    Plant also displayed a youthful kick. Every rock star move he mastered back in the day was still intact. More importantly, they still felt genuine, coming from a place of honesty rather than a bid to relive the past. Best of all, the voice remains the same. At the ripe age of 68, Plant still sounds like his former self. While newer songs like set opener “Poor Howard” grooved with the best of them, the highlights were always going to be when he decided to get the Led out. Underrated cuts like “The Rain Song” and “Trampled Underfoot” were delivered as perfect replicas from Zeppelin’s heyday with Plant impressively hitting every note.
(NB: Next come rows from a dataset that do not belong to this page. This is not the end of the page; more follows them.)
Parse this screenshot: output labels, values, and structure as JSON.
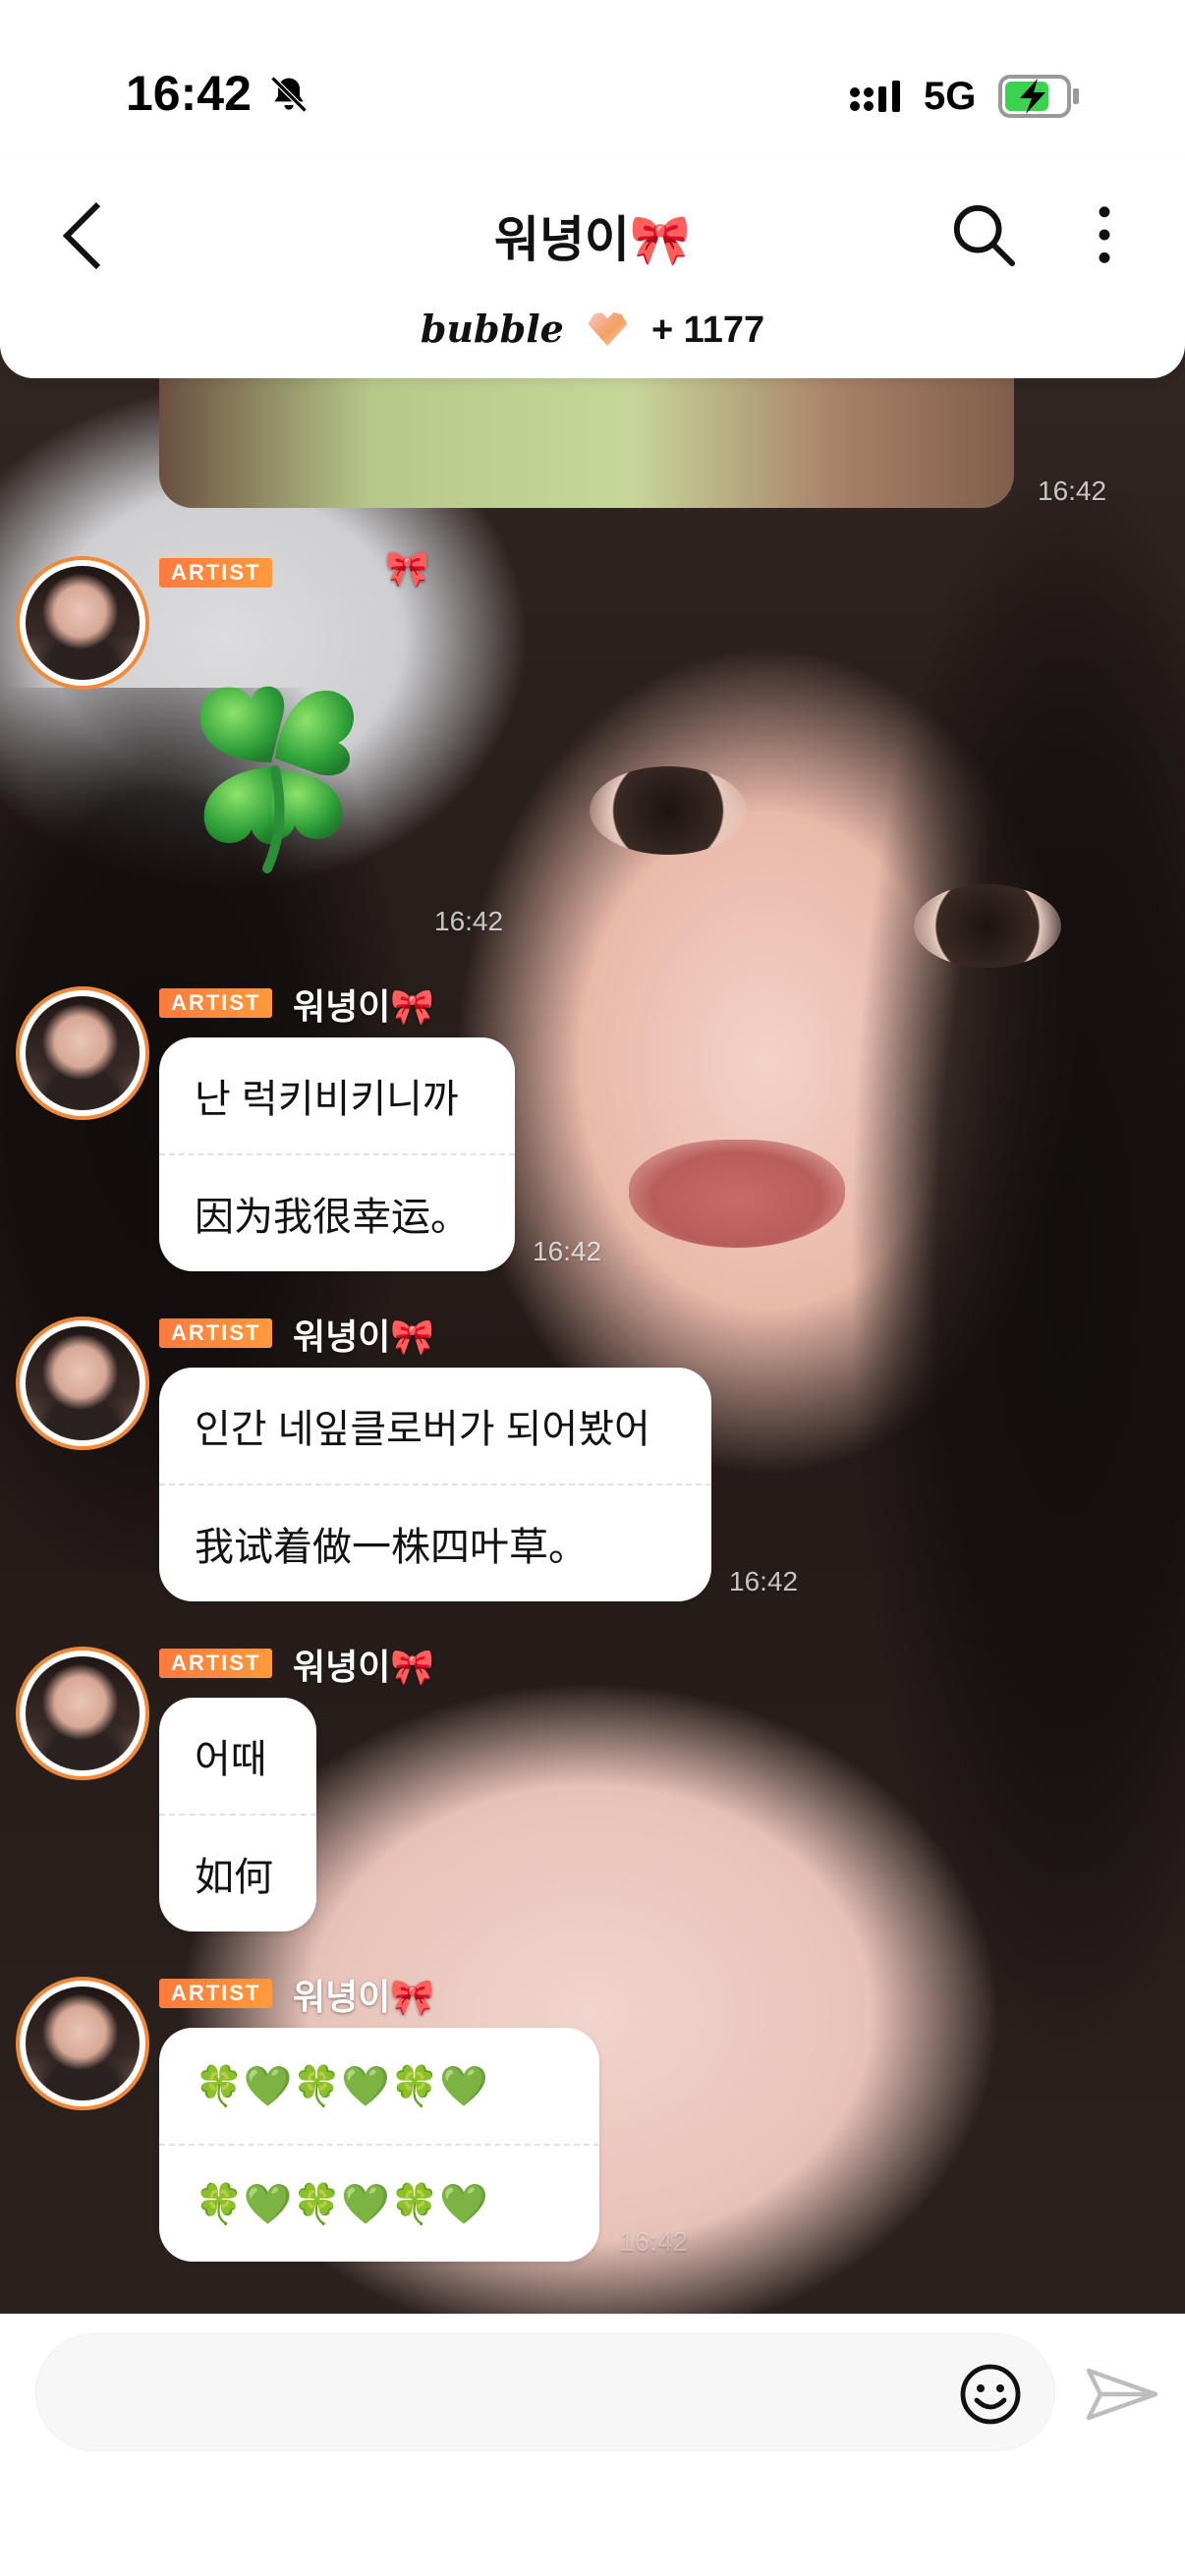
{
  "status_bar": {
    "time": "16:42",
    "network": "5G"
  },
  "header": {
    "title": "워녕이🎀",
    "bubble_label": "bubble",
    "bubble_count": "+ 1177"
  },
  "messages": [
    {
      "timestamp": "16:42"
    },
    {
      "badge": "ARTIST",
      "sender": "🎀",
      "timestamp": "16:42"
    },
    {
      "badge": "ARTIST",
      "sender": "워녕이🎀",
      "lines": [
        "난 럭키비키니까",
        "因为我很幸运。"
      ],
      "timestamp": "16:42"
    },
    {
      "badge": "ARTIST",
      "sender": "워녕이🎀",
      "lines": [
        "인간 네잎클로버가 되어봤어",
        "我试着做一株四叶草。"
      ],
      "timestamp": "16:42"
    },
    {
      "badge": "ARTIST",
      "sender": "워녕이🎀",
      "lines": [
        "어때",
        "如何"
      ]
    },
    {
      "badge": "ARTIST",
      "sender": "워녕이🎀",
      "lines": [
        "🍀💚🍀💚🍀💚",
        "🍀💚🍀💚🍀💚"
      ],
      "timestamp": "16:42"
    }
  ],
  "composer": {
    "placeholder": ""
  },
  "icons": {
    "back": "chevron-left",
    "search": "magnifier",
    "more": "vertical-dots",
    "emoji": "smiley",
    "send": "paper-plane",
    "mute": "bell-slash",
    "sticker": "four-leaf-clover"
  },
  "colors": {
    "accent": "#ff8a3c",
    "avatar_ring": "#f08a3a"
  }
}
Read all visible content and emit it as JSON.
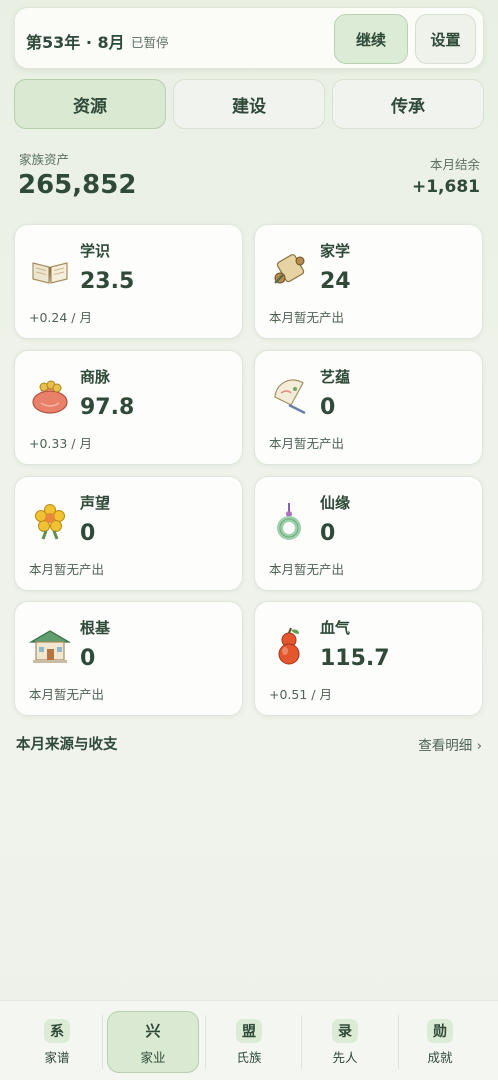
{
  "header": {
    "year_month": "第53年 · 8月",
    "status": "已暂停",
    "continue_label": "继续",
    "settings_label": "设置"
  },
  "tabs": [
    {
      "label": "资源",
      "active": true
    },
    {
      "label": "建设",
      "active": false
    },
    {
      "label": "传承",
      "active": false
    }
  ],
  "summary": {
    "asset_label": "家族资产",
    "asset_value": "265,852",
    "month_label": "本月结余",
    "month_value": "+1,681"
  },
  "resources": [
    {
      "name": "学识",
      "value": "23.5",
      "rate": "+0.24 / 月",
      "icon": "book-icon"
    },
    {
      "name": "家学",
      "value": "24",
      "rate": "本月暂无产出",
      "icon": "scroll-icon"
    },
    {
      "name": "商脉",
      "value": "97.8",
      "rate": "+0.33 / 月",
      "icon": "money-bag-icon"
    },
    {
      "name": "艺蕴",
      "value": "0",
      "rate": "本月暂无产出",
      "icon": "fan-icon"
    },
    {
      "name": "声望",
      "value": "0",
      "rate": "本月暂无产出",
      "icon": "medal-flower-icon"
    },
    {
      "name": "仙缘",
      "value": "0",
      "rate": "本月暂无产出",
      "icon": "jade-pendant-icon"
    },
    {
      "name": "根基",
      "value": "0",
      "rate": "本月暂无产出",
      "icon": "house-icon"
    },
    {
      "name": "血气",
      "value": "115.7",
      "rate": "+0.51 / 月",
      "icon": "gourd-icon"
    }
  ],
  "section": {
    "title": "本月来源与收支",
    "link": "查看明细 ›"
  },
  "nav": [
    {
      "glyph": "系",
      "label": "家谱",
      "active": false
    },
    {
      "glyph": "兴",
      "label": "家业",
      "active": true
    },
    {
      "glyph": "盟",
      "label": "氏族",
      "active": false
    },
    {
      "glyph": "录",
      "label": "先人",
      "active": false
    },
    {
      "glyph": "勋",
      "label": "成就",
      "active": false
    }
  ],
  "colors": {
    "accent": "#dae9d2",
    "text": "#2f4a39",
    "card_bg": "#fdfdfb"
  }
}
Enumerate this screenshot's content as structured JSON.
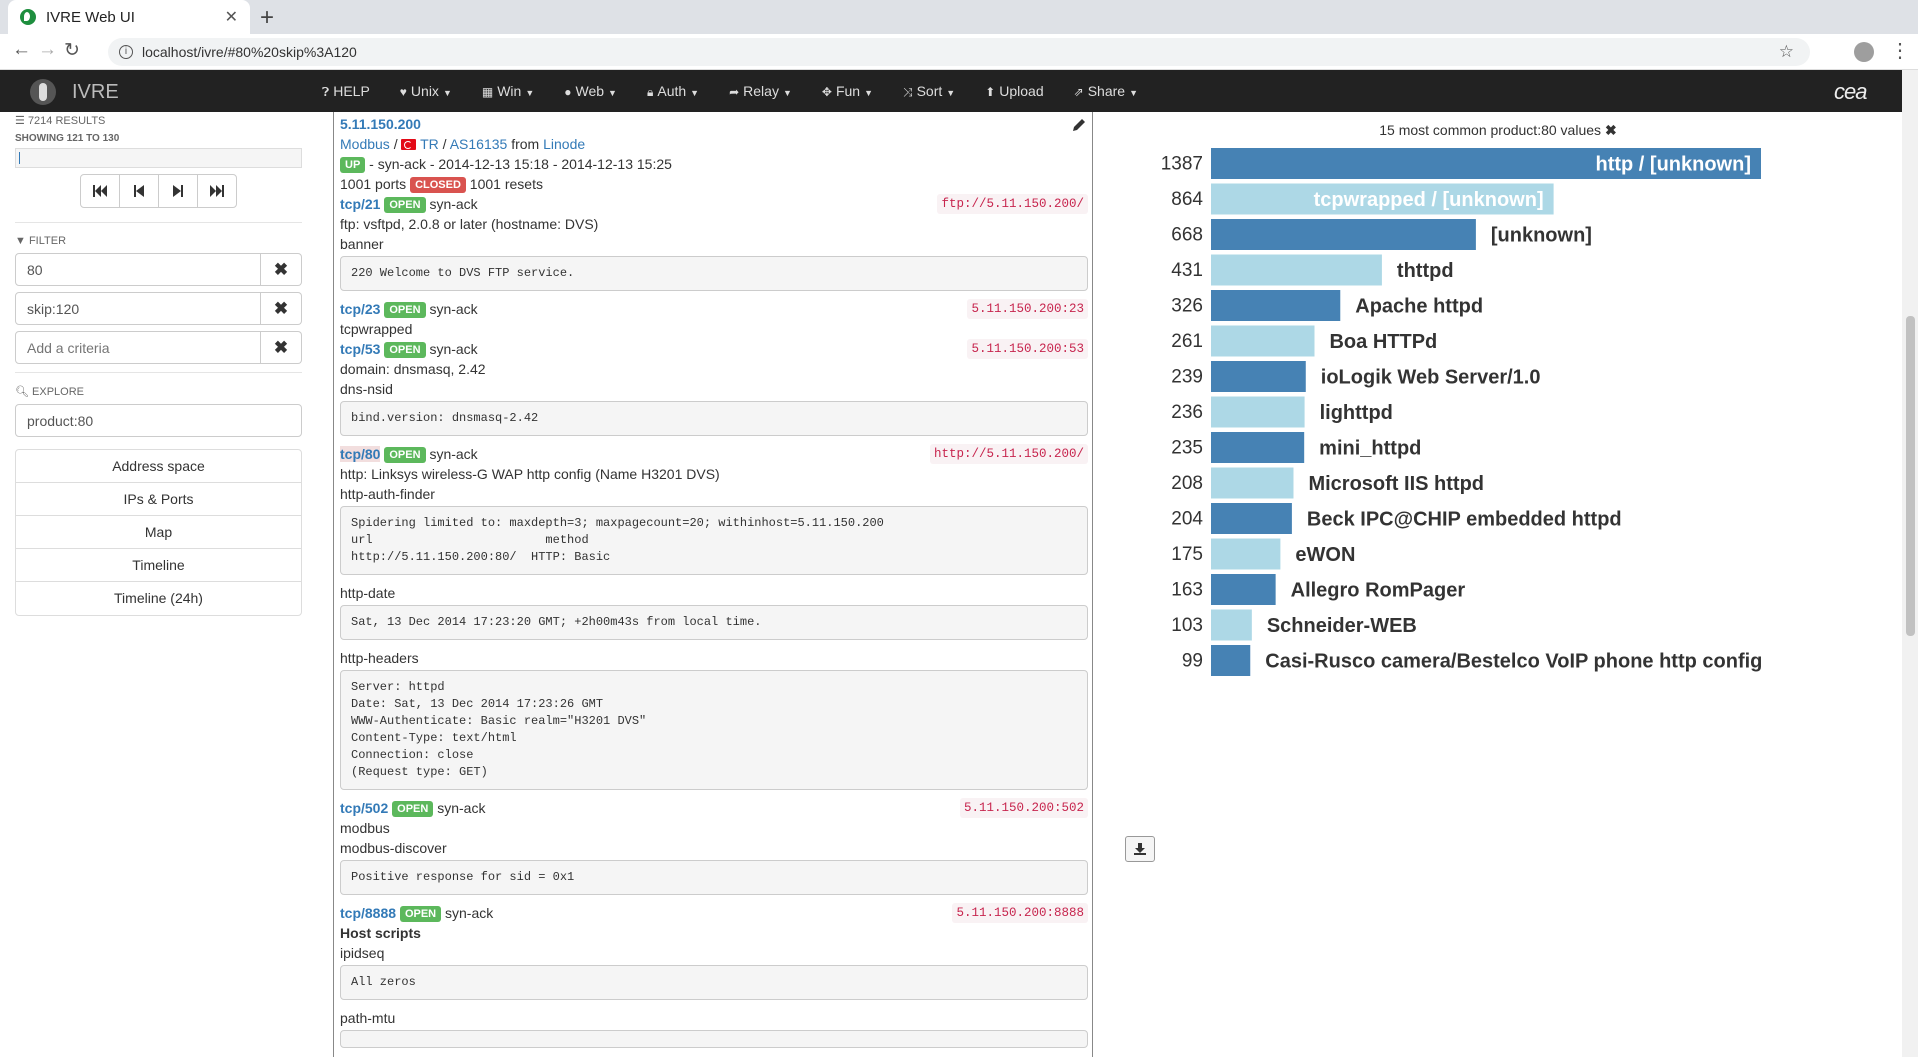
{
  "browser": {
    "tab_title": "IVRE Web UI",
    "url": "localhost/ivre/#80%20skip%3A120"
  },
  "app": {
    "brand": "IVRE",
    "logo_text": "cea",
    "menu": [
      {
        "icon": "question-circle-icon",
        "label": "HELP",
        "caret": false
      },
      {
        "icon": "heart-icon",
        "label": "Unix",
        "caret": true
      },
      {
        "icon": "windows-icon",
        "label": "Win",
        "caret": true
      },
      {
        "icon": "globe-icon",
        "label": "Web",
        "caret": true
      },
      {
        "icon": "lock-icon",
        "label": "Auth",
        "caret": true
      },
      {
        "icon": "share-arrow-icon",
        "label": "Relay",
        "caret": true
      },
      {
        "icon": "crosshair-icon",
        "label": "Fun",
        "caret": true
      },
      {
        "icon": "shuffle-icon",
        "label": "Sort",
        "caret": true
      },
      {
        "icon": "upload-icon",
        "label": "Upload",
        "caret": false
      },
      {
        "icon": "share-icon",
        "label": "Share",
        "caret": true
      }
    ]
  },
  "sidebar": {
    "results_count": "7214 RESULTS",
    "showing": "SHOWING 121 TO 130",
    "progress": 0.0,
    "filter_title": "FILTER",
    "filters": [
      "80",
      "skip:120"
    ],
    "add_placeholder": "Add a criteria",
    "explore_title": "EXPLORE",
    "explore_value": "product:80",
    "views": [
      "Address space",
      "IPs & Ports",
      "Map",
      "Timeline",
      "Timeline (24h)"
    ]
  },
  "host": {
    "ip": "5.11.150.200",
    "category": "Modbus",
    "country": "TR",
    "as": "AS16135",
    "from_word": "from",
    "source": "Linode",
    "state": "UP",
    "state_line": " - syn-ack - 2014-12-13 15:18 - 2014-12-13 15:25",
    "ports_count": "1001 ports",
    "closed_label": "CLOSED",
    "resets": "1001 resets",
    "ports": [
      {
        "id": "tcp/21",
        "state": "OPEN",
        "reason": "syn-ack",
        "url": "ftp://5.11.150.200/",
        "lines": [
          "ftp: vsftpd, 2.0.8 or later (hostname: DVS)"
        ],
        "scripts": [
          {
            "name": "banner",
            "output": "220 Welcome to DVS FTP service."
          }
        ]
      },
      {
        "id": "tcp/23",
        "state": "OPEN",
        "reason": "syn-ack",
        "url": "5.11.150.200:23",
        "lines": [
          "tcpwrapped"
        ],
        "scripts": []
      },
      {
        "id": "tcp/53",
        "state": "OPEN",
        "reason": "syn-ack",
        "url": "5.11.150.200:53",
        "lines": [
          "domain: dnsmasq, 2.42"
        ],
        "scripts": [
          {
            "name": "dns-nsid",
            "output": "bind.version: dnsmasq-2.42"
          }
        ]
      },
      {
        "id": "tcp/80",
        "state": "OPEN",
        "reason": "syn-ack",
        "url": "http://5.11.150.200/",
        "highlight": true,
        "lines": [
          "http: Linksys wireless-G WAP http config (Name H3201 DVS)"
        ],
        "scripts": [
          {
            "name": "http-auth-finder",
            "output": "Spidering limited to: maxdepth=3; maxpagecount=20; withinhost=5.11.150.200\nurl                        method\nhttp://5.11.150.200:80/  HTTP: Basic"
          },
          {
            "name": "http-date",
            "output": "Sat, 13 Dec 2014 17:23:20 GMT; +2h00m43s from local time."
          },
          {
            "name": "http-headers",
            "output": "Server: httpd\nDate: Sat, 13 Dec 2014 17:23:26 GMT\nWWW-Authenticate: Basic realm=\"H3201 DVS\"\nContent-Type: text/html\nConnection: close\n(Request type: GET)"
          }
        ]
      },
      {
        "id": "tcp/502",
        "state": "OPEN",
        "reason": "syn-ack",
        "url": "5.11.150.200:502",
        "lines": [
          "modbus"
        ],
        "scripts": [
          {
            "name": "modbus-discover",
            "output": "Positive response for sid = 0x1"
          }
        ]
      },
      {
        "id": "tcp/8888",
        "state": "OPEN",
        "reason": "syn-ack",
        "url": "5.11.150.200:8888",
        "lines": [],
        "scripts": []
      }
    ],
    "host_scripts_title": "Host scripts",
    "host_scripts": [
      {
        "name": "ipidseq",
        "output": "All zeros"
      },
      {
        "name": "path-mtu",
        "output": ""
      }
    ]
  },
  "chart_data": {
    "type": "bar",
    "orientation": "horizontal",
    "title": "15 most common product:80 values",
    "categories": [
      "http / [unknown]",
      "tcpwrapped / [unknown]",
      "[unknown]",
      "thttpd",
      "Apache httpd",
      "Boa HTTPd",
      "ioLogik Web Server/1.0",
      "lighttpd",
      "mini_httpd",
      "Microsoft IIS httpd",
      "Beck IPC@CHIP embedded httpd",
      "eWON",
      "Allegro RomPager",
      "Schneider-WEB",
      "Casi-Rusco camera/Bestelco VoIP phone http config"
    ],
    "values": [
      1387,
      864,
      668,
      431,
      326,
      261,
      239,
      236,
      235,
      208,
      204,
      175,
      163,
      103,
      99
    ],
    "colors": [
      "#4682b4",
      "#add8e6"
    ]
  }
}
    We didn’t hear “Stairway”, but we still got pounding versions of “Rock and Roll”, “Whole Lotta Love”, and “Black Dog” with the former detouring into a cover of Bo Diddley’s “Mona” before settling into that iconic, groovy riff. “Black Dog” was completely reworked with a sludgier take on its famous riff and a deep drone behind every verse. It was an unexpected twist that proved that Plant was happy to respect the past on his own terms. And The Sensational Space Shifters shone in their dramatic interpretations of “Spoonful” and “Little Maggie”. These blues standards have been covered time and time again, but Plant and his band breathed new life into them through ominous synths and surprising detours into world music.

    There’s still a surreal mysticism to Plant, but his stage banter revealed a sense of humor behind the persona. After introducing the band, he quipped, “Senior citizen afternoon discount at Denny’s. What more could you want?” However, the most telling and thought provoking line of the night was from newer song “Turn It Up”: “I’m stuck inside the radio/ So turn it on and let me out!

    Plant is someone who was born for the stage. Every little mannerism felt right and in tune with what you would expect from him, which is perhaps why he still refuses to reform Led Zeppelin. The past is the past;. Led Zeppelin’s legacy is a monolith, but it’s one that he has come to terms with and wholeheartedly accepts. While you can tell he still holds those memories close to the heart, he’s more determined to make new ones.


    Poor Howard
    Trampled Under Foot
    Turn It Up
    Black Dog
    Spoonful (Willie Dixon cover)
    The Rain Song
    No Place to Go / Dazed and Confused
    The Lemon Song
    Little Maggie (cover)
    Win My Train Fare Home (If I Ever Get Lucky)
    Whole Lotta Love / Mona
    Satan Your Kingdom Must Come Down / In My Time Of Dying
    Rock and Roll